Animals

Father and son walking dog down street

Animal management

Pet ownership is one of the greatest delights for many residents across the Bundaberg Region. Along with this ownership comes a responsibility to care and protect your pet. Council is charged with a regulatory responsibility to ensure pet owners abide by State imposed regulations as well as Council's local laws. In 2008, the Queensland Government introduced the Animal Management (Cats and Dogs) Act 2008.

The aim of this new Act is to establish a consistent approach to animal management in Queensland though mandatory identification and registration of cats and dogs. The Act promotes the responsible ownership of cats and dogs and provides the effective management of "regulated" dogs. Our staff take great pride in their commitment to the region's pet owners and their pets and the need to balance that care with their responsibilities to the wider community.

Council's animal management team provide an essential service to the community. Staff help to keep the community and animals safe by responding to, and investigating, all animal related requests. During an operational year Council's animal management team receive nearly 10,000 requests, more than 180 requests per week.These requests include:

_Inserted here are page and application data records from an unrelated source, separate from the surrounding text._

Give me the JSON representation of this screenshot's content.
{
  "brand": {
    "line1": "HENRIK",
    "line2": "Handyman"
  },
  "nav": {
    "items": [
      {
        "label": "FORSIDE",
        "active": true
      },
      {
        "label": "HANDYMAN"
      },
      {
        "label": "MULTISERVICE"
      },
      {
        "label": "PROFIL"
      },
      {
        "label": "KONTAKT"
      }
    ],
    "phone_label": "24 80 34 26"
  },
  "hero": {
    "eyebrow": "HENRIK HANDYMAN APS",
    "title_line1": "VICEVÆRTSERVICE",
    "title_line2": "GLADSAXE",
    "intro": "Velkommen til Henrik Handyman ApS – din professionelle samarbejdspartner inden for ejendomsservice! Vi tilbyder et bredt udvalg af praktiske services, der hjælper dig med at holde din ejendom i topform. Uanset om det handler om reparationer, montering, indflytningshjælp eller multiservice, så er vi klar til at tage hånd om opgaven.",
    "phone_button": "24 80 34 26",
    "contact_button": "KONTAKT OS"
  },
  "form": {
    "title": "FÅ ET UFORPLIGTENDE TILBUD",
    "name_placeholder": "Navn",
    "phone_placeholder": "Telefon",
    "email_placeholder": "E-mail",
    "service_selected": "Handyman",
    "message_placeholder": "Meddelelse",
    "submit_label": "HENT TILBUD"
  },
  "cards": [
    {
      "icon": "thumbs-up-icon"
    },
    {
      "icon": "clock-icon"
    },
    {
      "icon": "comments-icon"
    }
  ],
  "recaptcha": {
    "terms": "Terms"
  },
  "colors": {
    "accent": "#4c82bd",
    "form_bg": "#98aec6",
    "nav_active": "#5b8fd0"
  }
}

  • wandering dogs (about 20 per week)
  • impounded animals (about 30 per week)
  • animal nuisance complaints (about 30 per week)
  • barking dog complaints (about 10 per week)
  • stock wandering/lost/found (about 10 per week)
  • incidental animal enquiries (about 90 per week)

Responsible pet ownership

You can be a responsible pet owner by doing the following

  • registering your cat and/or dog
  • de-sexing your cat or dog at an early age
  • ensuring your cat or dog is kept contained to your property at all times
  • identifying your cat or dog with a collar and tag, or a microchip
  • providing clean, fresh water at all times
  • keeping your pets secure - pets that wander are in danger of being injured or killed by a car, impounded or stolen
  • choosing a breed of dog or cat that is suitable to your home and lifestyle
  • socialising your dog as a young puppy so it feels at ease around people and other animals and teaching it correct behaviour
  • exercising your dog regularly - always walk your dogs on a leash and under the control of a responsible person while in public places
  • controlling dogs if they bark
  • keeping your dog or cat healthy by ensuring that its vaccinations, including parvovirus, are up to date, and that it receives a healthy and balanced diet

Page feedback

Was this page useful?